(Website and app data records)

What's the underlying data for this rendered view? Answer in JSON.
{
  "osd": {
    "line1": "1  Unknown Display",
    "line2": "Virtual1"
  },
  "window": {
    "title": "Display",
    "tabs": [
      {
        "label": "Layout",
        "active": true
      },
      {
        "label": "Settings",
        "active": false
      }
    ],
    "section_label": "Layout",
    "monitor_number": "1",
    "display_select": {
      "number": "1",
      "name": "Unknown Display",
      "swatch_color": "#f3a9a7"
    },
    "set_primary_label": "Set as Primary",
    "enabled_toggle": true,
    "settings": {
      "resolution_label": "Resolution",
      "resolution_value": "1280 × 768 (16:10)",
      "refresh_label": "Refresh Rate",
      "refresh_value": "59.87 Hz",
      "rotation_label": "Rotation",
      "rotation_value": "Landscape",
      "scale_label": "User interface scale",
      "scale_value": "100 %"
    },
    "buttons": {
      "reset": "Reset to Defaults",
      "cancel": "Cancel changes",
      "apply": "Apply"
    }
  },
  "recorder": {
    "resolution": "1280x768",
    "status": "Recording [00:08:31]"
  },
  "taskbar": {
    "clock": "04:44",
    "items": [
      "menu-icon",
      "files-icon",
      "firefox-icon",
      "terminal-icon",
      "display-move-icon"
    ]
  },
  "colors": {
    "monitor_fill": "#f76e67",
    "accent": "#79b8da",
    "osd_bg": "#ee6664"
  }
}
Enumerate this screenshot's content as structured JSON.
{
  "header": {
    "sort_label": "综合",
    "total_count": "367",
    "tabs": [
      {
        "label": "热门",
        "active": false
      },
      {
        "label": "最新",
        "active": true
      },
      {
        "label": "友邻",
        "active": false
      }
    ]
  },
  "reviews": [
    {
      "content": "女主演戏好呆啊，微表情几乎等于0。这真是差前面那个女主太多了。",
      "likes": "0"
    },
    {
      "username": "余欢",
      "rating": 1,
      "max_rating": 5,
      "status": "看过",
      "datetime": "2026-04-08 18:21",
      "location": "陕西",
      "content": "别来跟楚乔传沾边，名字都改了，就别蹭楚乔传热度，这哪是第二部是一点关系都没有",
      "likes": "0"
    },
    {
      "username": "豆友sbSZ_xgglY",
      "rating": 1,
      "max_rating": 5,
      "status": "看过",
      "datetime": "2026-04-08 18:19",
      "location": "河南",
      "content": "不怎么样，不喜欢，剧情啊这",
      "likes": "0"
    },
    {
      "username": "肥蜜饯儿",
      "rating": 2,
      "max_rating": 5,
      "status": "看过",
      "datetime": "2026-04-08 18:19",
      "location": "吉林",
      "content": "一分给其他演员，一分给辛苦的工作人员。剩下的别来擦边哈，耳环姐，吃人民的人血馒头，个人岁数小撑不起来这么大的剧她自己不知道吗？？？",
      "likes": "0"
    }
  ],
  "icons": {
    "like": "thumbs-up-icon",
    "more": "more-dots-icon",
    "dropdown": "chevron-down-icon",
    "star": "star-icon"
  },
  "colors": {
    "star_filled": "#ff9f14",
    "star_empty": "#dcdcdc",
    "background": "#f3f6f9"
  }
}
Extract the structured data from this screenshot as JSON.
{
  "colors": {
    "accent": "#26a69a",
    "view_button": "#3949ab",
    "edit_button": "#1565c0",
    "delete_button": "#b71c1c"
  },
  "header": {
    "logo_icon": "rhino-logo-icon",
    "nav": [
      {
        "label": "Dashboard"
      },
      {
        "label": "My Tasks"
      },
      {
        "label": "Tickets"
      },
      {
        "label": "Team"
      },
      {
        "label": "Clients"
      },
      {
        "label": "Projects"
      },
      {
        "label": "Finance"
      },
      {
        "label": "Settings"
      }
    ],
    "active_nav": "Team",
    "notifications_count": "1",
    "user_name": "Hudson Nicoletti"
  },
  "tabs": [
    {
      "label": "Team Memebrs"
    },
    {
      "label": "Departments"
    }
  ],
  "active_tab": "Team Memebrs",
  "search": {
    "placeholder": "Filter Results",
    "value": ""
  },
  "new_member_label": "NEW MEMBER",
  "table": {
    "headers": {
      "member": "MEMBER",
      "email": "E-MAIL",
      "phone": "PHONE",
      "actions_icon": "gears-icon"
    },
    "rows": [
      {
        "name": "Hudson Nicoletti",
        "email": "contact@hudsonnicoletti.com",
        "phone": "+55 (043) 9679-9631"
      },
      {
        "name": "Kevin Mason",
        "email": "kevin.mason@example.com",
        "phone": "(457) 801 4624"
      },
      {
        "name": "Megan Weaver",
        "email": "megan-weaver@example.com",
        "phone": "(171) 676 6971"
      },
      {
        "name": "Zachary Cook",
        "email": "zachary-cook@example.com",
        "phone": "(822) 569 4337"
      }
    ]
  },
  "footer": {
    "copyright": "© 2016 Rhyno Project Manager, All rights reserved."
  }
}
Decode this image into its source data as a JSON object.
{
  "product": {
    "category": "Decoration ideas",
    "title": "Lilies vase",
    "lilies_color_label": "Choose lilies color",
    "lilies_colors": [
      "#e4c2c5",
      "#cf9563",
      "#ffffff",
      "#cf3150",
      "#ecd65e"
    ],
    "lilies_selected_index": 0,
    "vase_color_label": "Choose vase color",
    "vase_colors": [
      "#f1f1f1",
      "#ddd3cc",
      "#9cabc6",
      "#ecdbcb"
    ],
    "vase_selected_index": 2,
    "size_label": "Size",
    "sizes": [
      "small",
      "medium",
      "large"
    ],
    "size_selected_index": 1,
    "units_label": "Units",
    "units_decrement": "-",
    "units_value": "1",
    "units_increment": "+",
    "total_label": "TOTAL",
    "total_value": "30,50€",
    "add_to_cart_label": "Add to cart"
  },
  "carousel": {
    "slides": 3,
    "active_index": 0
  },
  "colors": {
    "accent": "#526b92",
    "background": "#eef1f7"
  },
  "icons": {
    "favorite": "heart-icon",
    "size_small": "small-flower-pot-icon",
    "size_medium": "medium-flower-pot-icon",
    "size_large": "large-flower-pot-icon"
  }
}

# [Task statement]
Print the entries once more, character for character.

# [Answer for this exercise]
What's the underlying data for this rendered view? Answer in JSON.
{
  "osd": {
    "line1": "1  Unknown Display",
    "line2": "Virtual1"
  },
  "window": {
    "title": "Display",
    "tabs": [
      {
        "label": "Layout",
        "active": true
      },
      {
        "label": "Settings",
        "active": false
      }
    ],
    "section_label": "Layout",
    "monitor_number": "1",
    "display_select": {
      "number": "1",
      "name": "Unknown Display",
      "swatch_color": "#f3a9a7"
    },
    "set_primary_label": "Set as Primary",
    "enabled_toggle": true,
    "settings": {
      "resolution_label": "Resolution",
      "resolution_value": "1280 × 768 (16:10)",
      "refresh_label": "Refresh Rate",
      "refresh_value": "59.87 Hz",
      "rotation_label": "Rotation",
      "rotation_value": "Landscape",
      "scale_label": "User interface scale",
      "scale_value": "100 %"
    },
    "buttons": {
      "reset": "Reset to Defaults",
      "cancel": "Cancel changes",
      "apply": "Apply"
    }
  },
  "recorder": {
    "resolution": "1280x768",
    "status": "Recording [00:08:31]"
  },
  "taskbar": {
    "clock": "04:44",
    "items": [
      "menu-icon",
      "files-icon",
      "firefox-icon",
      "terminal-icon",
      "display-move-icon"
    ]
  },
  "colors": {
    "monitor_fill": "#f76e67",
    "accent": "#79b8da",
    "osd_bg": "#ee6664"
  }
}
Enumerate this screenshot's content as structured JSON.
{
  "header": {
    "sort_label": "综合",
    "total_count": "367",
    "tabs": [
      {
        "label": "热门",
        "active": false
      },
      {
        "label": "最新",
        "active": true
      },
      {
        "label": "友邻",
        "active": false
      }
    ]
  },
  "reviews": [
    {
      "content": "女主演戏好呆啊，微表情几乎等于0。这真是差前面那个女主太多了。",
      "likes": "0"
    },
    {
      "username": "余欢",
      "rating": 1,
      "max_rating": 5,
      "status": "看过",
      "datetime": "2026-04-08 18:21",
      "location": "陕西",
      "content": "别来跟楚乔传沾边，名字都改了，就别蹭楚乔传热度，这哪是第二部是一点关系都没有",
      "likes": "0"
    },
    {
      "username": "豆友sbSZ_xgglY",
      "rating": 1,
      "max_rating": 5,
      "status": "看过",
      "datetime": "2026-04-08 18:19",
      "location": "河南",
      "content": "不怎么样，不喜欢，剧情啊这",
      "likes": "0"
    },
    {
      "username": "肥蜜饯儿",
      "rating": 2,
      "max_rating": 5,
      "status": "看过",
      "datetime": "2026-04-08 18:19",
      "location": "吉林",
      "content": "一分给其他演员，一分给辛苦的工作人员。剩下的别来擦边哈，耳环姐，吃人民的人血馒头，个人岁数小撑不起来这么大的剧她自己不知道吗？？？",
      "likes": "0"
    }
  ],
  "icons": {
    "like": "thumbs-up-icon",
    "more": "more-dots-icon",
    "dropdown": "chevron-down-icon",
    "star": "star-icon"
  },
  "colors": {
    "star_filled": "#ff9f14",
    "star_empty": "#dcdcdc",
    "background": "#f3f6f9"
  }
}
Extract the structured data from this screenshot as JSON.
{
  "colors": {
    "accent": "#26a69a",
    "view_button": "#3949ab",
    "edit_button": "#1565c0",
    "delete_button": "#b71c1c"
  },
  "header": {
    "logo_icon": "rhino-logo-icon",
    "nav": [
      {
        "label": "Dashboard"
      },
      {
        "label": "My Tasks"
      },
      {
        "label": "Tickets"
      },
      {
        "label": "Team"
      },
      {
        "label": "Clients"
      },
      {
        "label": "Projects"
      },
      {
        "label": "Finance"
      },
      {
        "label": "Settings"
      }
    ],
    "active_nav": "Team",
    "notifications_count": "1",
    "user_name": "Hudson Nicoletti"
  },
  "tabs": [
    {
      "label": "Team Memebrs"
    },
    {
      "label": "Departments"
    }
  ],
  "active_tab": "Team Memebrs",
  "search": {
    "placeholder": "Filter Results",
    "value": ""
  },
  "new_member_label": "NEW MEMBER",
  "table": {
    "headers": {
      "member": "MEMBER",
      "email": "E-MAIL",
      "phone": "PHONE",
      "actions_icon": "gears-icon"
    },
    "rows": [
      {
        "name": "Hudson Nicoletti",
        "email": "contact@hudsonnicoletti.com",
        "phone": "+55 (043) 9679-9631"
      },
      {
        "name": "Kevin Mason",
        "email": "kevin.mason@example.com",
        "phone": "(457) 801 4624"
      },
      {
        "name": "Megan Weaver",
        "email": "megan-weaver@example.com",
        "phone": "(171) 676 6971"
      },
      {
        "name": "Zachary Cook",
        "email": "zachary-cook@example.com",
        "phone": "(822) 569 4337"
      }
    ]
  },
  "footer": {
    "copyright": "© 2016 Rhyno Project Manager, All rights reserved."
  }
}
Decode this image into its source data as a JSON object.
{
  "product": {
    "category": "Decoration ideas",
    "title": "Lilies vase",
    "lilies_color_label": "Choose lilies color",
    "lilies_colors": [
      "#e4c2c5",
      "#cf9563",
      "#ffffff",
      "#cf3150",
      "#ecd65e"
    ],
    "lilies_selected_index": 0,
    "vase_color_label": "Choose vase color",
    "vase_colors": [
      "#f1f1f1",
      "#ddd3cc",
      "#9cabc6",
      "#ecdbcb"
    ],
    "vase_selected_index": 2,
    "size_label": "Size",
    "sizes": [
      "small",
      "medium",
      "large"
    ],
    "size_selected_index": 1,
    "units_label": "Units",
    "units_decrement": "-",
    "units_value": "1",
    "units_increment": "+",
    "total_label": "TOTAL",
    "total_value": "30,50€",
    "add_to_cart_label": "Add to cart"
  },
  "carousel": {
    "slides": 3,
    "active_index": 0
  },
  "colors": {
    "accent": "#526b92",
    "background": "#eef1f7"
  },
  "icons": {
    "favorite": "heart-icon",
    "size_small": "small-flower-pot-icon",
    "size_medium": "medium-flower-pot-icon",
    "size_large": "large-flower-pot-icon"
  }
}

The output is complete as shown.